Pru Sanderson, in the landmark ‘Kew Conservation Study’ (1988) wrote: ‘Kew does not have significant nineteenth century streetscapes, but in the mixture of housing styles numerous important buildings remain, and in the individual examples both old and new, Kew’s built heritage is almost a compendium of domestic architecture in Melbourne, from smaller family houses through to grand mansions.’
Articles about houses in Kew include:
9 Highbury Grove [Kew]
In one of our newsletters, we challenged readers to identify a house (right) that was sold in 1919. A number of the Society’s researchers had previously looked at the photograph, focusing on its location and architectural style. While they could find the auction notice in The Argus, the location of the house was unclear.
Read more … 9 Highbury Grove (PDF, 175kB)
Glastonbury [18 John Street, Kew]
‘Glastonbury’, which has occupied the north east corner of John and Alfred Streets for 95 years has recently been sold. Designed for Ernest and Amy Robinson and their family by the architect John Stevens Gawler in 1917 on land that was once part of the Dumaresq estate, the house remained in their family for 55 years.
Read more …18 John Street (PDF, kB)
Kings Bromley [Cotham Road, Kew]
Josiah Joseph Robinson found and purchased a cottage on Lot 82, on land that had originally been purchased by Edward Dumaresq in the Land Sub-division of 1851. The cottage was located on Cotham Road, on the east corner of John Street, which was then just an unmade dirt track.
Read more … Kings Bromley
Ngara [Rowland Street, Kew]
It was probably a surprise to many Australians to learn that Gough Whitlam had a link to Kew. This awareness became widespread with national publicity resulting from the announcement that the house in which he was born, ‘Ngara’, 46 Rowland Street was to be demolished. The resulting debate about the heritage value of the house involved the City of Boroondara, staff of Heritage Victoria and the responsible Minister for Planning in the State Government. The Planning Minister ultimately issued an interim heritage order preventing the demolition from continuing.
Read more … ‘Ngara’ (PDF, 67kB)
The houses of R. G. Menzies
The next house occupied by Sir Robert Gordon Menzies was 10 Howard Street, the best known of the Menzies’ residences in Kew. It appears that the motivation for the sale of Culdares was the opportunity to purchase the Howard Street property from Mrs Bessie Stokes (widow of T. W. Stokes). The 1925–1926 Kew Rate Book records ‘R. G. Menzies’ having a proprietary interest in the property.

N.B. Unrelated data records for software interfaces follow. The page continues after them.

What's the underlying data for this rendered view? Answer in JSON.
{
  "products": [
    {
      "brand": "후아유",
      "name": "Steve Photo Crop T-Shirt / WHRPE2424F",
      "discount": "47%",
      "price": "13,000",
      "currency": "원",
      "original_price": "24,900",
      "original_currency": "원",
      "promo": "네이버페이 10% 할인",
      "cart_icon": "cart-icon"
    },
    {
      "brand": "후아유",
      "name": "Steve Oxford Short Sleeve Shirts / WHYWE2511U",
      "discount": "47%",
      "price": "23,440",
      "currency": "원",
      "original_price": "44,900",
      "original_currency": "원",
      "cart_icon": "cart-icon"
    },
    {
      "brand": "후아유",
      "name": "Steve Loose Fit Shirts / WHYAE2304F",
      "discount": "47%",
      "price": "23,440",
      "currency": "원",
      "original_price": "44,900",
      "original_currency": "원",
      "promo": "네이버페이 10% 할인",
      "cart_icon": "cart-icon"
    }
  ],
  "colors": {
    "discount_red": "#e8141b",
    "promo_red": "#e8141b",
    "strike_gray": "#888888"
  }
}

Read more … The Houses of RG Menzies (PDF, 105kB)
Wilton [63 Cotham Road, Kew]
These days Wilton is most readily identified as the RSL premises in Cotham Road, and not many people know that it was built as a residence for Dr. William Walsh in 1886, and named ‘Wilton’. After passing through various hands, in 1930 Wilton was divided into four flats and renamed ‘Landene’.
Read more … Wilton (PDF, 79kB)